___ Source data ___
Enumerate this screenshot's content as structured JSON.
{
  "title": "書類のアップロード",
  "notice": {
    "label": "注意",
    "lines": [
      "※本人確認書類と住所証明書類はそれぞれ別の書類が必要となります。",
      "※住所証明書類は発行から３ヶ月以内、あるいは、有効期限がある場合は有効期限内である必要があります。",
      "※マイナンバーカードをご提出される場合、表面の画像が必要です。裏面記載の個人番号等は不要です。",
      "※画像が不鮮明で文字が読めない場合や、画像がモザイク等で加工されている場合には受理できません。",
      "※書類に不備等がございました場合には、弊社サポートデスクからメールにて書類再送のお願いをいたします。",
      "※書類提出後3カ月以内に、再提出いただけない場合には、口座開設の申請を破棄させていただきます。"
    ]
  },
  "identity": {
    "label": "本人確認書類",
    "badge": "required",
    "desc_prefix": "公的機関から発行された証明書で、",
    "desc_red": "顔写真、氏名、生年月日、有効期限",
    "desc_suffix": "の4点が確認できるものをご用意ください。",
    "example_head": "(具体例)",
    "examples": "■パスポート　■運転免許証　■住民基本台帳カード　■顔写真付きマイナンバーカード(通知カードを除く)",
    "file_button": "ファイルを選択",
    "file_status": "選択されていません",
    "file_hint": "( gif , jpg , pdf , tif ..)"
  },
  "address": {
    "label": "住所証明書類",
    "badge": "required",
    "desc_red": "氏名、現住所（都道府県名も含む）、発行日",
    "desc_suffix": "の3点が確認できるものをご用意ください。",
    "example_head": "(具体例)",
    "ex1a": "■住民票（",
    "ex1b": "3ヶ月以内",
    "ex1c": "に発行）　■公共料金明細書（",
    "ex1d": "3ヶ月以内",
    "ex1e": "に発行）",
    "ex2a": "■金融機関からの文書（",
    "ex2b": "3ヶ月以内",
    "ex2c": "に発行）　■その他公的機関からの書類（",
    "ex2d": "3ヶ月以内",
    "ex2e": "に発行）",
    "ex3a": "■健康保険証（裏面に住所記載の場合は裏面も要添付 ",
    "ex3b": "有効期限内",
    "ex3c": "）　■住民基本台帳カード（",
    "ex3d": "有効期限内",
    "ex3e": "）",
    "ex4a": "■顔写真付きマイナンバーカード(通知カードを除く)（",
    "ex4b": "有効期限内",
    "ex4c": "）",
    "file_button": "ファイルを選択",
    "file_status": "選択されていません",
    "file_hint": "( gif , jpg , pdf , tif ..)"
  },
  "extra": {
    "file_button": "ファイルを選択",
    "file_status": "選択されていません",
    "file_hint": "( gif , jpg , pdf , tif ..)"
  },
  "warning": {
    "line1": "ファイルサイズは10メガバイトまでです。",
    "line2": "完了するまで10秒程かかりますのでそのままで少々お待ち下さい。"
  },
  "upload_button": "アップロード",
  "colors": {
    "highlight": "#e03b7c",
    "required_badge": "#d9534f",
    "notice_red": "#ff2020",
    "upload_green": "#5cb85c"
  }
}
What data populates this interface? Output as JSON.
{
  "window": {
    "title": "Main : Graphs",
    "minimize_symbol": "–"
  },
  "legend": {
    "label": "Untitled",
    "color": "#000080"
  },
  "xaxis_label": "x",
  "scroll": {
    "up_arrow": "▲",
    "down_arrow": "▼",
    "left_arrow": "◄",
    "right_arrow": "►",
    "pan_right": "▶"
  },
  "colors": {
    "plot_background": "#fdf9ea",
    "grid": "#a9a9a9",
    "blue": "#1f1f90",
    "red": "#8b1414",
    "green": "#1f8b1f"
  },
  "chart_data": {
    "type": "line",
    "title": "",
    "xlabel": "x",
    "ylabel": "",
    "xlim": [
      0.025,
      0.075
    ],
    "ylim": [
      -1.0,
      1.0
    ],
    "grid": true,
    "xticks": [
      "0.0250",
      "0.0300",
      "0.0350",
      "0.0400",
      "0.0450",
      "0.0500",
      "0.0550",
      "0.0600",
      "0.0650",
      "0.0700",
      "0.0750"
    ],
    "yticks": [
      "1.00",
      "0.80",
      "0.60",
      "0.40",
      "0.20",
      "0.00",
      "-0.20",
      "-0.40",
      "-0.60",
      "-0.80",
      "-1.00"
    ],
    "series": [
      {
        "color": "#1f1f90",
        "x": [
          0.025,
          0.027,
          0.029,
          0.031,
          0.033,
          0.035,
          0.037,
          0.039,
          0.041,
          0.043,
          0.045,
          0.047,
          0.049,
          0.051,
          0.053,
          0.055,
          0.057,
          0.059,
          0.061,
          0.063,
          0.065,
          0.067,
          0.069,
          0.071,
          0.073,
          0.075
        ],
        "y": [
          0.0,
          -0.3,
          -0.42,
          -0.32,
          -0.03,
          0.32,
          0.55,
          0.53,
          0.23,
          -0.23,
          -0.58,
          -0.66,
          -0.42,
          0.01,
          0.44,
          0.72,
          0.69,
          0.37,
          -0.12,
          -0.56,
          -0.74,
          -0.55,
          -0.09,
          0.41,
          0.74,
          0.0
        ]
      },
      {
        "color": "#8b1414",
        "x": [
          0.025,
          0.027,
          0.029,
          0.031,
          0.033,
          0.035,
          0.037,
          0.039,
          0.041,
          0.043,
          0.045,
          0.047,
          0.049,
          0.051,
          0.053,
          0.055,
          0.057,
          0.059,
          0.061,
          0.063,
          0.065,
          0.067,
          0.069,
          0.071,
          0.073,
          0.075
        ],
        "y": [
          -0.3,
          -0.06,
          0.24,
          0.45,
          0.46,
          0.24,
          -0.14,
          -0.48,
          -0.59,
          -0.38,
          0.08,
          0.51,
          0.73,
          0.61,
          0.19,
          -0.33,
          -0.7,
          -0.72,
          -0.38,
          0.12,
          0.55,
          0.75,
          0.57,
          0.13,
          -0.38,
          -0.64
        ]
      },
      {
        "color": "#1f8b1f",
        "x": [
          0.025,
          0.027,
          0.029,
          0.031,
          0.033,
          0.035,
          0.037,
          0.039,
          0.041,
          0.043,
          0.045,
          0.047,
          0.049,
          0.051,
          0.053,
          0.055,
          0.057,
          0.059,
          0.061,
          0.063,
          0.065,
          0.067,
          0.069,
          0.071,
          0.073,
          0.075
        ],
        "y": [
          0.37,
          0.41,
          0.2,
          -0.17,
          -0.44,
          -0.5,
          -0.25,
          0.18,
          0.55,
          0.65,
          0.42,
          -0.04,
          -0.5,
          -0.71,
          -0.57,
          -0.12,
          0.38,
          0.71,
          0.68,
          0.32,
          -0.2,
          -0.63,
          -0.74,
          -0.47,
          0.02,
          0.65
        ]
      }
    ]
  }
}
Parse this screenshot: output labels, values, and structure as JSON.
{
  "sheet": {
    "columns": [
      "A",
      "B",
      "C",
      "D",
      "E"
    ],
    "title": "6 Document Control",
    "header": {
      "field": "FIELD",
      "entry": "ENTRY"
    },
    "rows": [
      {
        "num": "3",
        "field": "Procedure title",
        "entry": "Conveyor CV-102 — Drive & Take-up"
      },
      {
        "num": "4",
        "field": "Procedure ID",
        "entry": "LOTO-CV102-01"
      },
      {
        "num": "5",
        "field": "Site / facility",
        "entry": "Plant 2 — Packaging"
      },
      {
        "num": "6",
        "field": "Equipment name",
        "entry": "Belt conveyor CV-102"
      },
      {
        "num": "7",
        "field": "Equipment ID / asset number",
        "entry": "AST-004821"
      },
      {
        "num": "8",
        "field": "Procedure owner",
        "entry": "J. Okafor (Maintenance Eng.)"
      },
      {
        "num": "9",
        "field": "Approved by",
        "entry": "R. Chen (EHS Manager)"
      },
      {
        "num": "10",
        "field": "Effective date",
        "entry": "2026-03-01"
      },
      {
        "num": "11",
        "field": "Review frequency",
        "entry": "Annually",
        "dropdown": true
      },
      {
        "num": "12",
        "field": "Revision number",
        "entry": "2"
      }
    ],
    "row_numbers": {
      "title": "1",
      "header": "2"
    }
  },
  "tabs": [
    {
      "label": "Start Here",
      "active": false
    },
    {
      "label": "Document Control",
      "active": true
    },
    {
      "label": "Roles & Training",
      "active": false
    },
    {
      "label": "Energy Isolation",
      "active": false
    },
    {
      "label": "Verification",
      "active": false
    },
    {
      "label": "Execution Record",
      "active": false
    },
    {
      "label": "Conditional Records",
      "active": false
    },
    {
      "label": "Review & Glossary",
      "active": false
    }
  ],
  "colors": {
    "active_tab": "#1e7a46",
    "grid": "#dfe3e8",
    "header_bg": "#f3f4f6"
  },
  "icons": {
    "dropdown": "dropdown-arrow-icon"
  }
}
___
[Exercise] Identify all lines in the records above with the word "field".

[Final answer]
      "field": "FIELD",
        "field": "Procedure title",
        "field": "Procedure ID",
        "field": "Site / facility",
        "field": "Equipment name",
        "field": "Equipment ID / asset number",
        "field": "Procedure owner",
        "field": "Approved by",
        "field": "Effective date",
        "field": "Review frequency",
        "field": "Revision number",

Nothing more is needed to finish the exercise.